Working people should not be living in poverty. Ensure employees are paid a living wage.
For the past 40 years, Granite Staters have been working harder than ever. Productivity has increased, but for most families, wages are flat and have not kept up with rising costs.
The federal minimum wage that New Hampshire currently aligns with was last increased in 2009. Inflation has eroded the buying power of the minimum wage. In 2019 a minimum wage worker would need to work more than 44 extra days over the course of a year to make the same in real terms that they did in 2009. Over the decade this amounts to the loss of $13,329, nearly a full year of pay for a minimum wage worker.
When jobs don’t pay enough working people turn to public assistance to meet their basic needs. One third of recipients of cash assistance welfare benefits from the TANF program and thirty six percent of recipients of SNAP food stamp benefits are working families.
New Hampshire is one of the states with the highest percentage of public assistance funds, over 60%, going to working families. These programs provide vital support to working families whose employers pay less than livable wages. These are among the hidden social costs of low wage work. Higher wages would help lower these public assistance costs.
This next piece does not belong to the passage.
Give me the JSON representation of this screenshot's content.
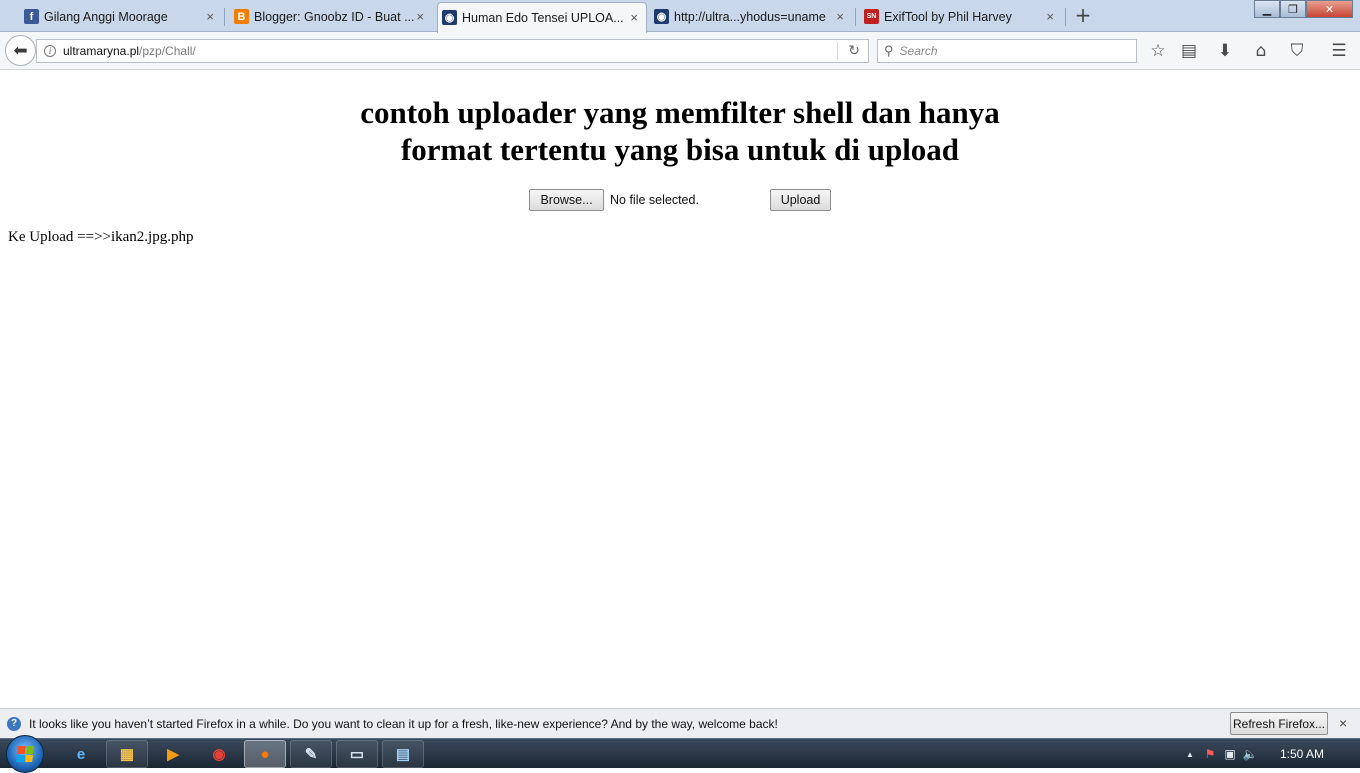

Raising the minimum wage will enable thousands for working families to afford their basic needs and begin saving for the future. And when working people earn a higher wage, they have more money to put back into our communities, helping to build a stronger, more prosperous economy that works for everyone.